When it comes to villains, we’ve seen the clichés. Dark lords. Psychopaths. Petty super villains who kill their own henchmen.
We’ve also heard the advice. Villains need personal goals. Villains need depth. Villains need to be the heroes of their own stories.
In my experience, conversations about villains get overshadowed by the question of whether a story is about good and evil, or the morally grey. But as authors, we need to understand what that thematic choice means for developing our characters.
Do your villains embrace their villainy or attempt to justify it?
Knowing the answer to that question will help you create the character’s arc.
Villains might not change during the course of your novel, but at some point they crossed the threshold from acceptable citizens to villainy. Some crossed that line fighting it, denying it, rationalizing it, or pointing to someone they believe to be worse.
Others claimed full agency and jumped across the threshold gleefully. However they crossed that line, a villain’s descent into evil holds the potential to be one of the most compelling parts of a story.
Agents in Their Own Arcs
Becoming a villain isn’t something that just happens to you. Even if you were raised by psychotic warlords or deranged magicians, you can make choices which undo some of that baggage.
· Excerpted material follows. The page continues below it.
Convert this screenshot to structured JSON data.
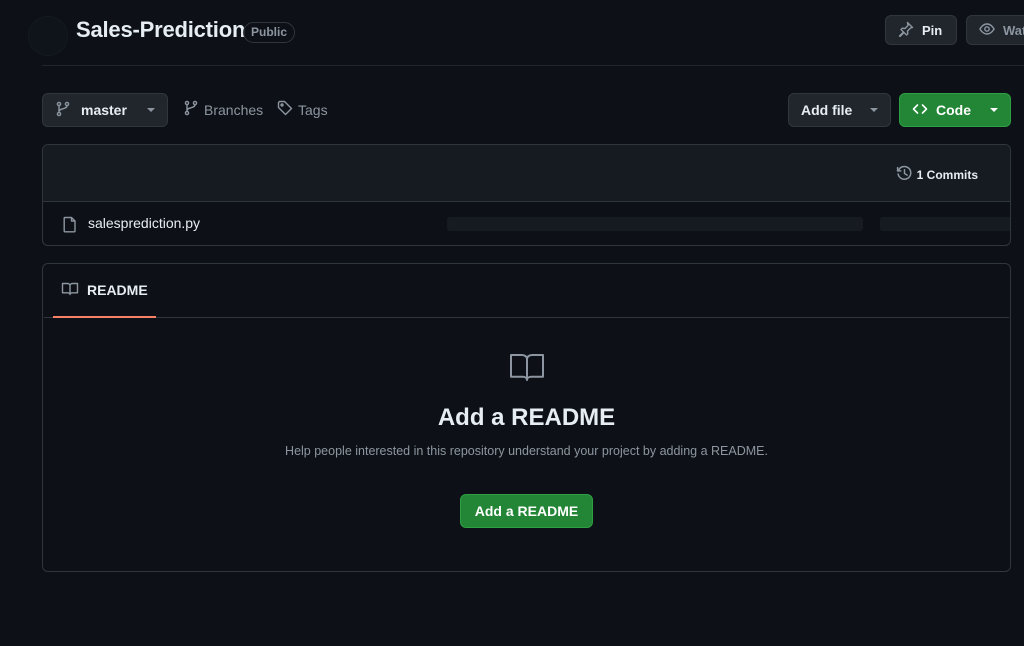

At some point a villain, wrongheadedly or willfully, chooses his or her villainy.
Everyone has opportunities to grow in their lives, and usually, will face the difficult choice of choosing their future direction. As with a typical character arc, the villain has a passion, goal, weakness or flaw which drives the character to change. But in the case of a villain, the character chooses to turn towards villainy as a solution.
Perhaps they had evil mentors who destroyed their families, abused their puppies, and taught them that evil gets things done. Or perhaps they didn’t fit in, and decided to adopt a maniacal laugh and obsess about killing our heroes.
In any case, a villain’s character arc provides an opportunity to explore what it is that causes someone to turn towards evil.
Drivers of the Plot
In many stories, villains are the driving force behind the plot. Villains take actions which impact the heroes and force them to react. Villains pull the strings which drive everyone else into action, until somebody stops them.
To serve in this role, a villain needs the power and influence to be a real threat to the hero. He also needs motivation.
A personal conflict between the villain and the hero is one way to keep your plotline active and the threats imminent. Henchmen, magic, secondary villains and influential arguments can also help to stoke the conflict.
But as the story progresses, and the hero becomes more assertive, the villain’s power should escalate. Few things are as terrifying as seeing a killer gain more power, especially when that killer seeks to destroy beloved characters. When your evil genius acquires his death ray, or your dark sorceress her medallion, make it powerful.
Foils to the Hero
In order to develop a villain, we need to understand the villain’s role as the foil of the hero.
Many new authors recoil from the idea of a foil because it seems simple and formulaic. They think that it implies that the hero and villain are somehow opposites. But that’s a cliché.
As a foil, the villain presents a series of threats which exploit the hero’s weaknesses, forcing the hero to grow and overcome them. For this reason a villain is crucial to your hero’s character arc.
The Villain Problem
Because of their driving role in stories, villains can become more interesting than the heroes. Sometimes authors refer to this as “the villain problem.” We want our heroes, not our villains, to define our stories.
We can circumvent “the villain problem” by making our heroes more proactive, especially towards the end of the story. Heroes need to have agency, and shouldn’t be defined only by how they react to plot developments.
Rather than having the hero simply react to the villain, we must also give the hero opportunities to become the villain’s foil. The hero must learn to exploit the villain’s weaknesses, until he is forced to surrender, escalate, or change.
In other words, give your hero a few moments of awesome to get back at the villain. These moments show that the villain has served his function in the story by forcing the hero to grow.
Who is your favorite fictional villain? What makes him or her compelling?
Share your pick(s) in the comments below.